Filed under: Font News
Hi, can you help me come up with a catchy, smart name for my new complete library fontpack?
The complete Chank Font library currently has over 300 fonts in it. They’re mostly display faces, but they come in lots of styles, from handwriting to retro to script to grunge to experimental. Lots of range, diversity and personality in there. Since it’s go so many fonts in it, it’ll probably cost over $1000, so I guess it’s not aimed at small business; more of a Big Business fontpack really. Past complete library fontpacks from Chank Co have been called The Legacy Collection, The ALL Fontpack, the Hot 100 and the ever-popular Dentalpak.
Don’t know exactly what I’m gonna call this one, but I’d sure appreciate some suggestions. If you’ve got a great idea for a name, send it to me via Twitter (@chankfonts) or the Facebook “Chank Fonts” group (don’t know how to link to it, but you can find it). If you come up with the name, I’m sure I’ll send you something nice. Just thought I’d reach out to you since you are so smart. Thanks!
Filed under: Font News
The difference between a mission statement and a vision statement is that a mission statement focuses on a company’s present state while a vision statement focuses on a company’s future. Every business should have a mission statement, both as a way of ensuring that everyone in the organization is “on the same page” and to serve as a baseline for effective business planning. (from About.com)
With that in mind, I put on my new glasses and updated my Chank Co Vision Statement for the new decade. Hope you like it!
Such a thrill to see the new HTML5 “@font-face” standard being adopted so smoothly. The new web standards and webfont delivery techniques are just now starting to really change the way the www works. Websites are embedding fonts in viewer’s browsers, allowing them to see a broader selection of real fonts, displayed in the html of the web pages as selectable, scalable, searchable text. So smart and simple, once you learn how to do it, and so much more elegant than saving gif or jpg pictures of words for headlines and display type. That’s kinda silly.
Hundreds of websites are now using my fonts through the @font-face font call. The biggest proponent of the new webfonts is probably WordPress, which allows their 10 million users to easily implement Typekit fonts in their blogs. I’ve seen lots of WordPress sites using my fonts, and that’s just super.

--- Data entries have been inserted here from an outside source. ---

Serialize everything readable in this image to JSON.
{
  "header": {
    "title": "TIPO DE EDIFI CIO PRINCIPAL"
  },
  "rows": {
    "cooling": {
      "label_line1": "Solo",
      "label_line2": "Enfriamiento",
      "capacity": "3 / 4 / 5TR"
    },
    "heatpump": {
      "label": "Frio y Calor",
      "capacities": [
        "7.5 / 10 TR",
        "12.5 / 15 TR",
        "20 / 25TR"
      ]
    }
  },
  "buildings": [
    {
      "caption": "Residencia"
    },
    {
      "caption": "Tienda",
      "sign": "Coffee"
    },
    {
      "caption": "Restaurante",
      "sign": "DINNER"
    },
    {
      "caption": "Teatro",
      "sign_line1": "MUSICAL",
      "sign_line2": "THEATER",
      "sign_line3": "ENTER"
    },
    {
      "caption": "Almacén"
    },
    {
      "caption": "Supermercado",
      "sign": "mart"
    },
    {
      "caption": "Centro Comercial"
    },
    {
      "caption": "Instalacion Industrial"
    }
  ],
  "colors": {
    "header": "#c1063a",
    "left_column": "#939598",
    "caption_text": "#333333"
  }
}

And just like my traditional print and desktop fonts, there are both free and commercial versions of the fonts that available for @font-face licensing through Typekit.
Different Chank Fonts are available for web embedding from a few different service providers. SF-based Typekit is the most popular, because they’ve got some of those smart people who worked with Twitter and Google previously. Plus they have the most attractive website (designed by Jason Santa Maria).
But there’s also MN-based Kernest who offers a thoughtful and extensive selection of opensource fonts. Another newcomer is Fontspring which offers the webfont service bundled with desktop (print) versions of the fonts for you to use in your offline designs. Different distributors offer different selections of Chank Fonts, but I hope you’ll find something you like from these new webfont service sites.
The new font-embedding services don’t work so well on mobile devices and the iPad just yet, but I have faith that they will some day soon. Until then, start using webfonts now! That’ll make your web site smarter looking. Here are my pages at some font-embedding service sites:
My brilliant new “Land Line” app for iPad, currently under development. I keep talking to my iPad, and it just pretends like it can’t hear me. Gotta fix that.
Filed under: iPad
Sorry to gush about the new iPad, but it is the most amazing little device I’ve ever held in my hand. It’s a radio, a web browser, a typewriter and a DVD/VCR. You can play thousands of video games, load up any of millions of songs, videos or movies, or use it as an encyclopedia. I bet you could even play frisbee golf with it. Plus, pretty soon it’ll give you access to almost every book ever printed. Holy cow!
I’m so glad my little boy will have such an amazing media and entertainment center to tuck in his backpack when I send him off to school in a few years.
The drawbacks? As with the rise in popularity of all computers, the iPad will further erode the amount of time young people will have to dedicate towards perfecting their handwriting. Surely typing will be more important. So I’m pretty sure we’ve passed the golden age of handwriting. Handwriting will just keep getting worse and worse in the years to come.
And since fonts are my business, it bums me out a bit that the Safari browser on iPad isn’t making use of the snazzy new webfont embedding capabilities. But I have faith that it’ll work soon.
I also keep getting the feeling that this thing should be a video phone. There really should be a camera in there. I guess they gotta save something for the next gen model.
Secret iPad superhelpful tip: a dry microfiber washcloth makes the smudges go away, easy shmeasy.
It’s the sound effects I’m most proud of. See if you can hear the hidden golf swing.